= Problem statement =
What is needed is a faithful copy of all the records.

--- Material for this exercise Enclosed Below ---

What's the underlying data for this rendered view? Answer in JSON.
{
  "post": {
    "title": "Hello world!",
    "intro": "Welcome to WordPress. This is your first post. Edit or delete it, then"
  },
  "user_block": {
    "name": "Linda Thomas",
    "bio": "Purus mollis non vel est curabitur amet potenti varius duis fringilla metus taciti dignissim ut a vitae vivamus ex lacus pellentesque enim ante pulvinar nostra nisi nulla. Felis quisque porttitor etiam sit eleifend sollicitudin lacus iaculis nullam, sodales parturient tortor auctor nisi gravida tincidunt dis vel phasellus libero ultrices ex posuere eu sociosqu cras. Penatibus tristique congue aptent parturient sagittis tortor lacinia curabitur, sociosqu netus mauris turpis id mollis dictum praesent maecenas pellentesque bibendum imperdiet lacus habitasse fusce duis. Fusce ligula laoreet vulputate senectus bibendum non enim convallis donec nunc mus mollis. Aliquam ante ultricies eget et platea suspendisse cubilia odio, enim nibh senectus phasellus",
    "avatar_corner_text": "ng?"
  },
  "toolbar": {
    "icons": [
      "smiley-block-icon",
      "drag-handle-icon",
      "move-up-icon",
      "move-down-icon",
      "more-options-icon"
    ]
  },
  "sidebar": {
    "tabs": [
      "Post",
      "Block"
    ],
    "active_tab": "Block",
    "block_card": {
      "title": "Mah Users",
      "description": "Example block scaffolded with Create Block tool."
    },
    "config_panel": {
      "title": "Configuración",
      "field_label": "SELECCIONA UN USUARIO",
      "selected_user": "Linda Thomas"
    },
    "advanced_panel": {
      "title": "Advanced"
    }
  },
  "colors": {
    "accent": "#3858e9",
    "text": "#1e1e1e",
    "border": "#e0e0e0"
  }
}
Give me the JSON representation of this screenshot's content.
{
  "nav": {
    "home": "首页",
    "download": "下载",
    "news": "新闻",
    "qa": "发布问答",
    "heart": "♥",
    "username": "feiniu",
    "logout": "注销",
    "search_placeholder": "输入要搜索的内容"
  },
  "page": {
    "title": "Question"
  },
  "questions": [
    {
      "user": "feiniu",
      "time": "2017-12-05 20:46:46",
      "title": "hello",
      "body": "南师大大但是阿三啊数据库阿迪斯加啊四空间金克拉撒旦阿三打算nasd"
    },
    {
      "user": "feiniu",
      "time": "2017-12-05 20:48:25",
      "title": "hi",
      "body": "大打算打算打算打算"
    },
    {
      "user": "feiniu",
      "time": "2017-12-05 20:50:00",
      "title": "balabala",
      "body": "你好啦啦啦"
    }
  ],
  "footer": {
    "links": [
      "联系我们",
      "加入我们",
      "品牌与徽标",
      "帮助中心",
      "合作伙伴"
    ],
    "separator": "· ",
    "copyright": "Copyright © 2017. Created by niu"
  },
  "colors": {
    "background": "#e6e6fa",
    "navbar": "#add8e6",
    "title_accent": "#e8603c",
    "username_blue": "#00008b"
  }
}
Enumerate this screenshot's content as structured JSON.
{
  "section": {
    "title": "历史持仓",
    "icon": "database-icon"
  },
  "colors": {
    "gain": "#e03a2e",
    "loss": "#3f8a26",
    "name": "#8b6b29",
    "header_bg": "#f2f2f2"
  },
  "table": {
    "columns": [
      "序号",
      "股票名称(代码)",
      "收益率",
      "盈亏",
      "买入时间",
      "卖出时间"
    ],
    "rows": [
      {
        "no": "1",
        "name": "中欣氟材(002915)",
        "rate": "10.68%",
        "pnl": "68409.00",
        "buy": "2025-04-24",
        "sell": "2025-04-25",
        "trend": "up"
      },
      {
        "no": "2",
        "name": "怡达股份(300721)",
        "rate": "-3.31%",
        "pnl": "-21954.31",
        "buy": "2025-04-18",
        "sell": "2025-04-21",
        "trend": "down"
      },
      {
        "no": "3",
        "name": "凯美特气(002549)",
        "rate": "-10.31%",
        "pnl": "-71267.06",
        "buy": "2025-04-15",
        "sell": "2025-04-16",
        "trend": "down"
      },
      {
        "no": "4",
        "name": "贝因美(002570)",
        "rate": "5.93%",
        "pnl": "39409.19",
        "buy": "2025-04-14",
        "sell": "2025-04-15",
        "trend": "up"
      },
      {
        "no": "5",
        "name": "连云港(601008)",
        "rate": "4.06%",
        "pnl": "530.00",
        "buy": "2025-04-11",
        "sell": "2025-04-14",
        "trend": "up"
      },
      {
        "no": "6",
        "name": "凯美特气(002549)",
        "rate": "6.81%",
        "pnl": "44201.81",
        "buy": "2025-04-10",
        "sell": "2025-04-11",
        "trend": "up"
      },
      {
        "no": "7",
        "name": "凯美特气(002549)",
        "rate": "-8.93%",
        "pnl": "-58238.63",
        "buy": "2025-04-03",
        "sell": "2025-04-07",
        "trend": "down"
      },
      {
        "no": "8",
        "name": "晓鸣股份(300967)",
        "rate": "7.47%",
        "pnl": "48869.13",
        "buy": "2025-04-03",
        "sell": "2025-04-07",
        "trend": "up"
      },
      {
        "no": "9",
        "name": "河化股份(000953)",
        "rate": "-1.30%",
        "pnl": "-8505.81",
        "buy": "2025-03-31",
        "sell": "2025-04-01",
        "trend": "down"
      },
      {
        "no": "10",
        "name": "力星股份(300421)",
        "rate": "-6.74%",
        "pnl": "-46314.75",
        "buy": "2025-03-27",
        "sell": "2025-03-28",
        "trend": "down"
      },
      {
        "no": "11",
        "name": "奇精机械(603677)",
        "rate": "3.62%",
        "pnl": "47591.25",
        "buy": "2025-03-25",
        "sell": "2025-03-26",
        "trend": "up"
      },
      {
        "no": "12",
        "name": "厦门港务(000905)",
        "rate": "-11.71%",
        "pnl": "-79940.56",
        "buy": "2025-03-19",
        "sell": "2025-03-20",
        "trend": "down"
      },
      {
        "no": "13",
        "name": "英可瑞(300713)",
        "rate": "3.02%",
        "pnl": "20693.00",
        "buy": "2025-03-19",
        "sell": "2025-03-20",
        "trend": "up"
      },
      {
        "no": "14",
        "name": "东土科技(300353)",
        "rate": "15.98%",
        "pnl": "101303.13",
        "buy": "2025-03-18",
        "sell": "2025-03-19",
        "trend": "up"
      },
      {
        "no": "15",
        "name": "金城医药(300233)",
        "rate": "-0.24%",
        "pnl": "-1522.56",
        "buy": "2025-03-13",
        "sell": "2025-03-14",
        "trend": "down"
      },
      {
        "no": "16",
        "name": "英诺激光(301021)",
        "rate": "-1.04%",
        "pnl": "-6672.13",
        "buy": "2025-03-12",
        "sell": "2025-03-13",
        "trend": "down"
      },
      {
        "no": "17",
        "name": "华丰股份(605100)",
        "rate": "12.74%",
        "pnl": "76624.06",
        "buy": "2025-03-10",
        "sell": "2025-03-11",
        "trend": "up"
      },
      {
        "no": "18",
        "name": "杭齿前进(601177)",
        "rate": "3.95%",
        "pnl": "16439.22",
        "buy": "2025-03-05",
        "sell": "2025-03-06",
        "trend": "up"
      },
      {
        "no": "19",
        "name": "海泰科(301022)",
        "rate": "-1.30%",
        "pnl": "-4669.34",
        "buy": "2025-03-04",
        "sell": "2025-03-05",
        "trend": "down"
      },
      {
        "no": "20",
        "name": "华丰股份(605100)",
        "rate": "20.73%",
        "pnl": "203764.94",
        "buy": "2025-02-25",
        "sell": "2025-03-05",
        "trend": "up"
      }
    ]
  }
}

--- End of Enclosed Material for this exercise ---

= Response below =
What's the underlying data for this rendered view? Answer in JSON.
{
  "post": {
    "title": "Hello world!",
    "intro": "Welcome to WordPress. This is your first post. Edit or delete it, then"
  },
  "user_block": {
    "name": "Linda Thomas",
    "bio": "Purus mollis non vel est curabitur amet potenti varius duis fringilla metus taciti dignissim ut a vitae vivamus ex lacus pellentesque enim ante pulvinar nostra nisi nulla. Felis quisque porttitor etiam sit eleifend sollicitudin lacus iaculis nullam, sodales parturient tortor auctor nisi gravida tincidunt dis vel phasellus libero ultrices ex posuere eu sociosqu cras. Penatibus tristique congue aptent parturient sagittis tortor lacinia curabitur, sociosqu netus mauris turpis id mollis dictum praesent maecenas pellentesque bibendum imperdiet lacus habitasse fusce duis. Fusce ligula laoreet vulputate senectus bibendum non enim convallis donec nunc mus mollis. Aliquam ante ultricies eget et platea suspendisse cubilia odio, enim nibh senectus phasellus",
    "avatar_corner_text": "ng?"
  },
  "toolbar": {
    "icons": [
      "smiley-block-icon",
      "drag-handle-icon",
      "move-up-icon",
      "move-down-icon",
      "more-options-icon"
    ]
  },
  "sidebar": {
    "tabs": [
      "Post",
      "Block"
    ],
    "active_tab": "Block",
    "block_card": {
      "title": "Mah Users",
      "description": "Example block scaffolded with Create Block tool."
    },
    "config_panel": {
      "title": "Configuración",
      "field_label": "SELECCIONA UN USUARIO",
      "selected_user": "Linda Thomas"
    },
    "advanced_panel": {
      "title": "Advanced"
    }
  },
  "colors": {
    "accent": "#3858e9",
    "text": "#1e1e1e",
    "border": "#e0e0e0"
  }
}
Give me the JSON representation of this screenshot's content.
{
  "nav": {
    "home": "首页",
    "download": "下载",
    "news": "新闻",
    "qa": "发布问答",
    "heart": "♥",
    "username": "feiniu",
    "logout": "注销",
    "search_placeholder": "输入要搜索的内容"
  },
  "page": {
    "title": "Question"
  },
  "questions": [
    {
      "user": "feiniu",
      "time": "2017-12-05 20:46:46",
      "title": "hello",
      "body": "南师大大但是阿三啊数据库阿迪斯加啊四空间金克拉撒旦阿三打算nasd"
    },
    {
      "user": "feiniu",
      "time": "2017-12-05 20:48:25",
      "title": "hi",
      "body": "大打算打算打算打算"
    },
    {
      "user": "feiniu",
      "time": "2017-12-05 20:50:00",
      "title": "balabala",
      "body": "你好啦啦啦"
    }
  ],
  "footer": {
    "links": [
      "联系我们",
      "加入我们",
      "品牌与徽标",
      "帮助中心",
      "合作伙伴"
    ],
    "separator": "· ",
    "copyright": "Copyright © 2017. Created by niu"
  },
  "colors": {
    "background": "#e6e6fa",
    "navbar": "#add8e6",
    "title_accent": "#e8603c",
    "username_blue": "#00008b"
  }
}
Enumerate this screenshot's content as structured JSON.
{
  "section": {
    "title": "历史持仓",
    "icon": "database-icon"
  },
  "colors": {
    "gain": "#e03a2e",
    "loss": "#3f8a26",
    "name": "#8b6b29",
    "header_bg": "#f2f2f2"
  },
  "table": {
    "columns": [
      "序号",
      "股票名称(代码)",
      "收益率",
      "盈亏",
      "买入时间",
      "卖出时间"
    ],
    "rows": [
      {
        "no": "1",
        "name": "中欣氟材(002915)",
        "rate": "10.68%",
        "pnl": "68409.00",
        "buy": "2025-04-24",
        "sell": "2025-04-25",
        "trend": "up"
      },
      {
        "no": "2",
        "name": "怡达股份(300721)",
        "rate": "-3.31%",
        "pnl": "-21954.31",
        "buy": "2025-04-18",
        "sell": "2025-04-21",
        "trend": "down"
      },
      {
        "no": "3",
        "name": "凯美特气(002549)",
        "rate": "-10.31%",
        "pnl": "-71267.06",
        "buy": "2025-04-15",
        "sell": "2025-04-16",
        "trend": "down"
      },
      {
        "no": "4",
        "name": "贝因美(002570)",
        "rate": "5.93%",
        "pnl": "39409.19",
        "buy": "2025-04-14",
        "sell": "2025-04-15",
        "trend": "up"
      },
      {
        "no": "5",
        "name": "连云港(601008)",
        "rate": "4.06%",
        "pnl": "530.00",
        "buy": "2025-04-11",
        "sell": "2025-04-14",
        "trend": "up"
      },
      {
        "no": "6",
        "name": "凯美特气(002549)",
        "rate": "6.81%",
        "pnl": "44201.81",
        "buy": "2025-04-10",
        "sell": "2025-04-11",
        "trend": "up"
      },
      {
        "no": "7",
        "name": "凯美特气(002549)",
        "rate": "-8.93%",
        "pnl": "-58238.63",
        "buy": "2025-04-03",
        "sell": "2025-04-07",
        "trend": "down"
      },
      {
        "no": "8",
        "name": "晓鸣股份(300967)",
        "rate": "7.47%",
        "pnl": "48869.13",
        "buy": "2025-04-03",
        "sell": "2025-04-07",
        "trend": "up"
      },
      {
        "no": "9",
        "name": "河化股份(000953)",
        "rate": "-1.30%",
        "pnl": "-8505.81",
        "buy": "2025-03-31",
        "sell": "2025-04-01",
        "trend": "down"
      },
      {
        "no": "10",
        "name": "力星股份(300421)",
        "rate": "-6.74%",
        "pnl": "-46314.75",
        "buy": "2025-03-27",
        "sell": "2025-03-28",
        "trend": "down"
      },
      {
        "no": "11",
        "name": "奇精机械(603677)",
        "rate": "3.62%",
        "pnl": "47591.25",
        "buy": "2025-03-25",
        "sell": "2025-03-26",
        "trend": "up"
      },
      {
        "no": "12",
        "name": "厦门港务(000905)",
        "rate": "-11.71%",
        "pnl": "-79940.56",
        "buy": "2025-03-19",
        "sell": "2025-03-20",
        "trend": "down"
      },
      {
        "no": "13",
        "name": "英可瑞(300713)",
        "rate": "3.02%",
        "pnl": "20693.00",
        "buy": "2025-03-19",
        "sell": "2025-03-20",
        "trend": "up"
      },
      {
        "no": "14",
        "name": "东土科技(300353)",
        "rate": "15.98%",
        "pnl": "101303.13",
        "buy": "2025-03-18",
        "sell": "2025-03-19",
        "trend": "up"
      },
      {
        "no": "15",
        "name": "金城医药(300233)",
        "rate": "-0.24%",
        "pnl": "-1522.56",
        "buy": "2025-03-13",
        "sell": "2025-03-14",
        "trend": "down"
      },
      {
        "no": "16",
        "name": "英诺激光(301021)",
        "rate": "-1.04%",
        "pnl": "-6672.13",
        "buy": "2025-03-12",
        "sell": "2025-03-13",
        "trend": "down"
      },
      {
        "no": "17",
        "name": "华丰股份(605100)",
        "rate": "12.74%",
        "pnl": "76624.06",
        "buy": "2025-03-10",
        "sell": "2025-03-11",
        "trend": "up"
      },
      {
        "no": "18",
        "name": "杭齿前进(601177)",
        "rate": "3.95%",
        "pnl": "16439.22",
        "buy": "2025-03-05",
        "sell": "2025-03-06",
        "trend": "up"
      },
      {
        "no": "19",
        "name": "海泰科(301022)",
        "rate": "-1.30%",
        "pnl": "-4669.34",
        "buy": "2025-03-04",
        "sell": "2025-03-05",
        "trend": "down"
      },
      {
        "no": "20",
        "name": "华丰股份(605100)",
        "rate": "20.73%",
        "pnl": "203764.94",
        "buy": "2025-02-25",
        "sell": "2025-03-05",
        "trend": "up"
      }
    ]
  }
}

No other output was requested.